When entering voice many designers should ask themself, who do you put at the center of your design. As Klaas described it there’s a tension between inclusivity on one side and at the other side playing into the preferences of a specific persona.
Remember when you enter the field what might sound innocent to one is harmful for another. Simply the sentence ‘Sorry, I did not hear that’ is not perceived well by people with a hearing disability.
Let go of your perceptions, you want to engage with the user, you want to design something that is functional for them.
More inclusive design theory.
A highly recommended podcast are the ones of Space Race and Open Voice with Sophie Kleber. She is an expert in intuitive interfaces and she shares clear ideas on how our relation with technology is changing. In these podcasts she discusses whether we should design the voice assistants close to human beings.
Space Race: https://share.transistor.fm/s/034ae1e8
As mentioned before there are quite a few people named Alexa. Even Siri Mehus could not avoid having the same name as a voice assistant. Even her daughter has the same issue, who started a petition against using human names for bots. Watch how you can design for voice: https://vimeo.com/409586412?utm_campaign=Open%20Voice%20week&utm_medium=email&utm_source=Revue%20newsletter
Speech Recognition by Ai can be trained to understand people with speaking disabilities, Google Euphonia is a great example: https://www.theverge.com/2019/5/7/18535674/google-project-euphonia-live-relay-speech-recognition-disabilities-impairments-io-2019
Diversity and inclusion is part of the mission of Mozilla, https://blog.mozilla.org/careers/mozilla-diversity-inclusion-2019-results/. They try to extend this though in the products they make, such as the project Common Voice. This will most definitely be one of the discussion points during the Mozilla Festival next year in March, in Amsterdam: https://www.mozillafestival.org/nl/.
Many do assume that voice and elederly are a perfect match, yet do they want it: https://www.telegraph.co.uk/news/2019/09/22/alexas-robotic-voice-leaving-dementia-patients-deeply-distressed/
Being blind and designing for tech can give interesting perspectives that can be used by others (press setting, automatic translation for English subtitles): https://www.youtube.com/watch?v=nvQX_-J99so
Tim in ‘t Veld company: http://blindmobility.nl/
Another great campaign by WomenInc about gender bias with a chatbot nevertheless (in Dutch), https://vraagclara.nl/
A Dutch platform for inclusivity is https://www.oneworld.nl/. Where you can find everything from articles, podcasts to jobs all with an inclusive mindset.
Want to know more about the facts and figures of low literacy in the Netherlands (in Dutch): https://www.lezenenschrijven.nl/uploads/editor/2018_SLS_Literatuurstudie_FeitenCijfers_interactief_DEF.pdf

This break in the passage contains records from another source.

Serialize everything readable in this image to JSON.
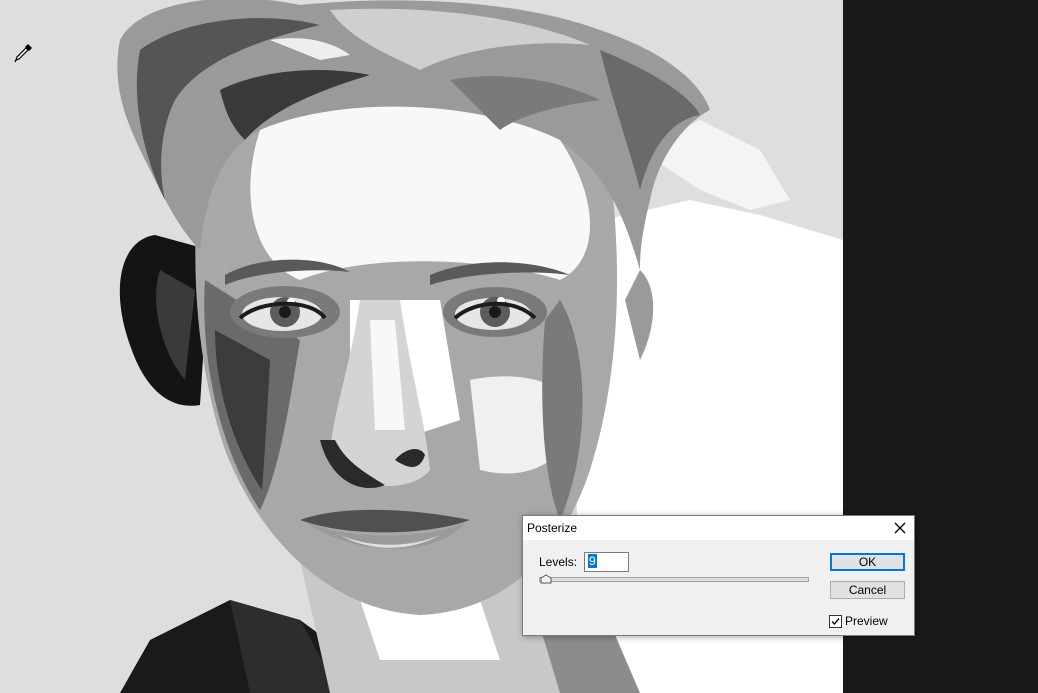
{
  "dialog": {
    "title": "Posterize",
    "levels_label": "Levels:",
    "levels_value": "9",
    "ok_label": "OK",
    "cancel_label": "Cancel",
    "preview_label": "Preview",
    "preview_checked": true
  },
  "colors": {
    "canvas_bg": "#dedede",
    "app_bg": "#191919",
    "dialog_bg": "#f0f0f0",
    "accent": "#0078d7"
  },
  "icons": {
    "tool_cursor": "eyedropper-icon",
    "close": "close-icon",
    "check": "checkmark-icon"
  }
}
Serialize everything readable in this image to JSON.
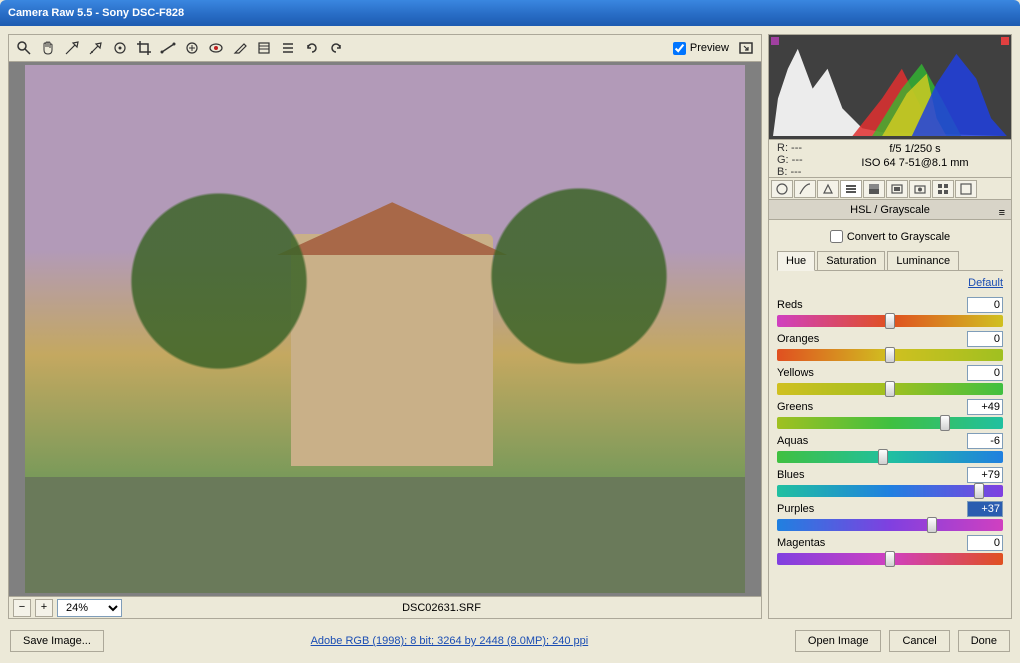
{
  "window": {
    "title": "Camera Raw 5.5  -  Sony DSC-F828"
  },
  "toolbar": {
    "preview_label": "Preview",
    "preview_checked": true
  },
  "zoom": {
    "level": "24%",
    "filename": "DSC02631.SRF"
  },
  "exif": {
    "r": "R:  ---",
    "g": "G:  ---",
    "b": "B:  ---",
    "line1": "f/5   1/250 s",
    "line2": "ISO 64   7-51@8.1 mm"
  },
  "panel": {
    "title": "HSL / Grayscale",
    "grayscale_label": "Convert to Grayscale",
    "grayscale_checked": false,
    "subtabs": [
      "Hue",
      "Saturation",
      "Luminance"
    ],
    "active_subtab": "Hue",
    "default_label": "Default",
    "sliders": [
      {
        "label": "Reds",
        "value": 0,
        "grad": "grad-reds"
      },
      {
        "label": "Oranges",
        "value": 0,
        "grad": "grad-oranges"
      },
      {
        "label": "Yellows",
        "value": 0,
        "grad": "grad-yellows"
      },
      {
        "label": "Greens",
        "value": 49,
        "display": "+49",
        "grad": "grad-greens"
      },
      {
        "label": "Aquas",
        "value": -6,
        "display": "-6",
        "grad": "grad-aquas"
      },
      {
        "label": "Blues",
        "value": 79,
        "display": "+79",
        "grad": "grad-blues"
      },
      {
        "label": "Purples",
        "value": 37,
        "display": "+37",
        "grad": "grad-purples",
        "selected": true
      },
      {
        "label": "Magentas",
        "value": 0,
        "grad": "grad-magentas"
      }
    ]
  },
  "footer": {
    "save": "Save Image...",
    "link": "Adobe RGB (1998); 8 bit; 3264 by 2448 (8.0MP); 240 ppi",
    "open": "Open Image",
    "cancel": "Cancel",
    "done": "Done"
  }
}
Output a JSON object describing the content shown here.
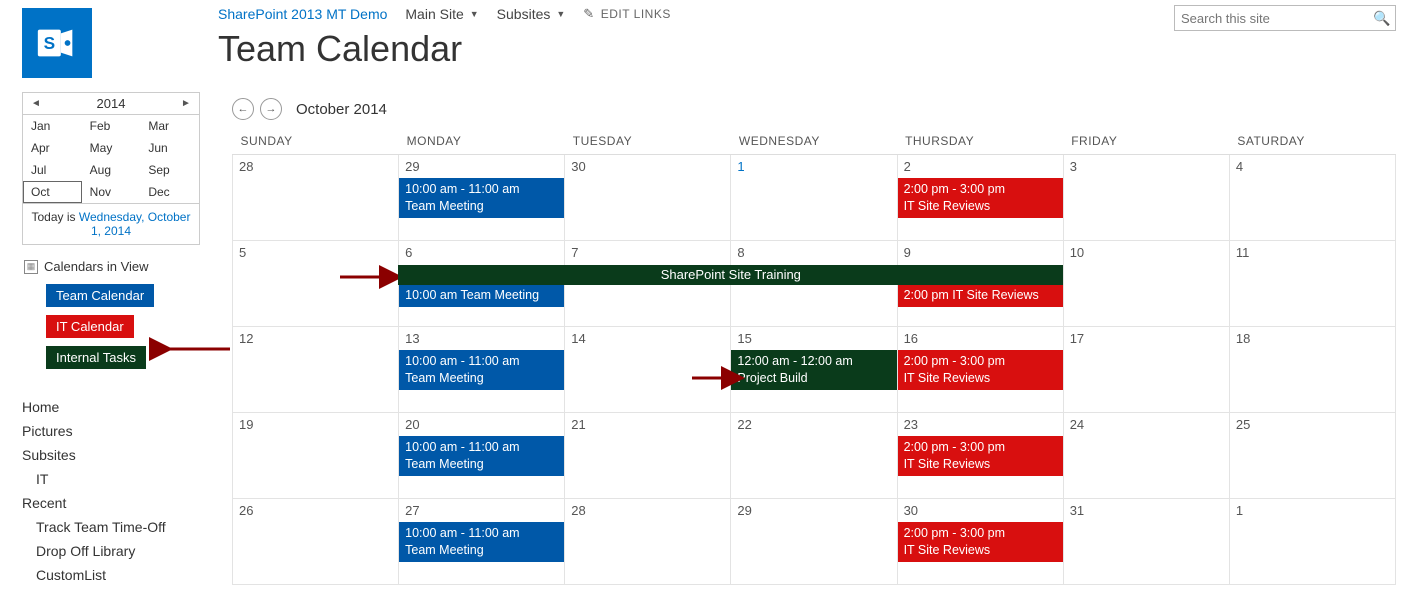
{
  "topnav": {
    "site_link": "SharePoint 2013 MT Demo",
    "main_site": "Main Site",
    "subsites": "Subsites",
    "edit_links": "EDIT LINKS"
  },
  "search": {
    "placeholder": "Search this site"
  },
  "page_title": "Team Calendar",
  "mini_cal": {
    "year": "2014",
    "months": [
      "Jan",
      "Feb",
      "Mar",
      "Apr",
      "May",
      "Jun",
      "Jul",
      "Aug",
      "Sep",
      "Oct",
      "Nov",
      "Dec"
    ],
    "selected": "Oct",
    "today_prefix": "Today is ",
    "today_date": "Wednesday, October 1, 2014"
  },
  "civ": {
    "heading": "Calendars in View",
    "items": [
      {
        "label": "Team Calendar",
        "cls": "tag-blue"
      },
      {
        "label": "IT Calendar",
        "cls": "tag-red"
      },
      {
        "label": "Internal Tasks",
        "cls": "tag-green"
      }
    ]
  },
  "quicklaunch": [
    {
      "label": "Home",
      "sub": false
    },
    {
      "label": "Pictures",
      "sub": false
    },
    {
      "label": "Subsites",
      "sub": false
    },
    {
      "label": "IT",
      "sub": true
    },
    {
      "label": "Recent",
      "sub": false
    },
    {
      "label": "Track Team Time-Off",
      "sub": true
    },
    {
      "label": "Drop Off Library",
      "sub": true
    },
    {
      "label": "CustomList",
      "sub": true
    }
  ],
  "calendar": {
    "title": "October 2014",
    "day_headers": [
      "SUNDAY",
      "MONDAY",
      "TUESDAY",
      "WEDNESDAY",
      "THURSDAY",
      "FRIDAY",
      "SATURDAY"
    ],
    "weeks": [
      [
        {
          "n": "28"
        },
        {
          "n": "29",
          "ev": [
            {
              "c": "blue",
              "t1": "10:00 am - 11:00 am",
              "t2": "Team Meeting"
            }
          ]
        },
        {
          "n": "30"
        },
        {
          "n": "1",
          "link": true
        },
        {
          "n": "2",
          "ev": [
            {
              "c": "red",
              "t1": "2:00 pm - 3:00 pm",
              "t2": "IT Site Reviews"
            }
          ]
        },
        {
          "n": "3"
        },
        {
          "n": "4"
        }
      ],
      [
        {
          "n": "5"
        },
        {
          "n": "6",
          "ev2": [
            {
              "c": "blue",
              "t": "10:00 am Team Meeting"
            }
          ]
        },
        {
          "n": "7"
        },
        {
          "n": "8"
        },
        {
          "n": "9",
          "ev2": [
            {
              "c": "red",
              "t": "2:00 pm IT Site Reviews"
            }
          ]
        },
        {
          "n": "10"
        },
        {
          "n": "11"
        }
      ],
      [
        {
          "n": "12"
        },
        {
          "n": "13",
          "ev": [
            {
              "c": "blue",
              "t1": "10:00 am - 11:00 am",
              "t2": "Team Meeting"
            }
          ]
        },
        {
          "n": "14"
        },
        {
          "n": "15",
          "ev": [
            {
              "c": "green",
              "t1": "12:00 am - 12:00 am",
              "t2": "Project Build"
            }
          ]
        },
        {
          "n": "16",
          "ev": [
            {
              "c": "red",
              "t1": "2:00 pm - 3:00 pm",
              "t2": "IT Site Reviews"
            }
          ]
        },
        {
          "n": "17"
        },
        {
          "n": "18"
        }
      ],
      [
        {
          "n": "19"
        },
        {
          "n": "20",
          "ev": [
            {
              "c": "blue",
              "t1": "10:00 am - 11:00 am",
              "t2": "Team Meeting"
            }
          ]
        },
        {
          "n": "21"
        },
        {
          "n": "22"
        },
        {
          "n": "23",
          "ev": [
            {
              "c": "red",
              "t1": "2:00 pm - 3:00 pm",
              "t2": "IT Site Reviews"
            }
          ]
        },
        {
          "n": "24"
        },
        {
          "n": "25"
        }
      ],
      [
        {
          "n": "26"
        },
        {
          "n": "27",
          "ev": [
            {
              "c": "blue",
              "t1": "10:00 am - 11:00 am",
              "t2": "Team Meeting"
            }
          ]
        },
        {
          "n": "28"
        },
        {
          "n": "29"
        },
        {
          "n": "30",
          "ev": [
            {
              "c": "red",
              "t1": "2:00 pm - 3:00 pm",
              "t2": "IT Site Reviews"
            }
          ]
        },
        {
          "n": "31"
        },
        {
          "n": "1"
        }
      ]
    ],
    "span_event": "SharePoint Site Training"
  }
}
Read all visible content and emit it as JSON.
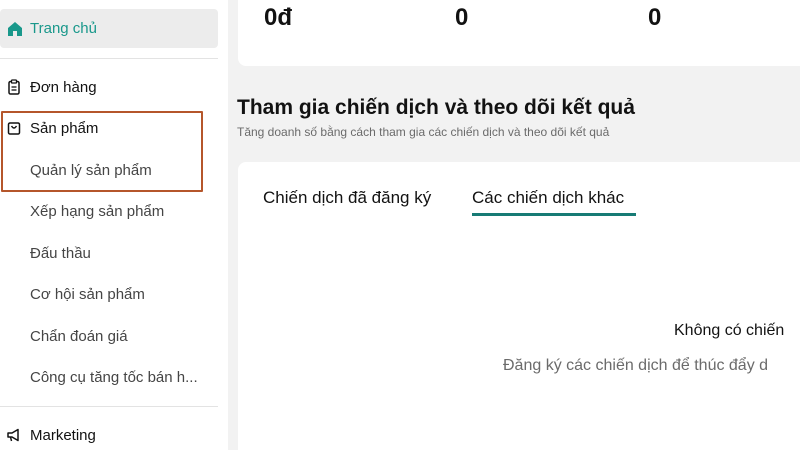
{
  "sidebar": {
    "home": {
      "label": "Trang chủ",
      "icon": "home-icon"
    },
    "orders": {
      "label": "Đơn hàng",
      "icon": "clipboard-icon"
    },
    "products": {
      "label": "Sản phẩm",
      "icon": "shopping-bag-icon",
      "items": [
        "Quản lý sản phẩm",
        "Xếp hạng sản phẩm",
        "Đấu thầu",
        "Cơ hội sản phẩm",
        "Chẩn đoán giá",
        "Công cụ tăng tốc bán h..."
      ]
    },
    "marketing": {
      "label": "Marketing",
      "icon": "megaphone-icon"
    }
  },
  "stats": [
    "0đ",
    "0",
    "0"
  ],
  "campaigns": {
    "title": "Tham gia chiến dịch và theo dõi kết quả",
    "subtitle": "Tăng doanh số bằng cách tham gia các chiến dịch và theo dõi kết quả",
    "tabs": [
      "Chiến dịch đã đăng ký",
      "Các chiến dịch khác"
    ],
    "active_tab": 1,
    "empty_title": "Không có chiến",
    "empty_desc": "Đăng ký các chiến dịch để thúc đẩy d"
  },
  "colors": {
    "accent": "#19988b",
    "tab_underline": "#177b75",
    "highlight_border": "#b5562b"
  }
}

Note: when reading books based on data. Do ask yourself if this data is not biased on gender or race.
Marion: Invisible Women: Exposing Data Bias in a World Designed for Men.
Maaike Groenewegen: The Oxford Handbook of Voice Perception.
Bart Bellefroid: Wired for speech.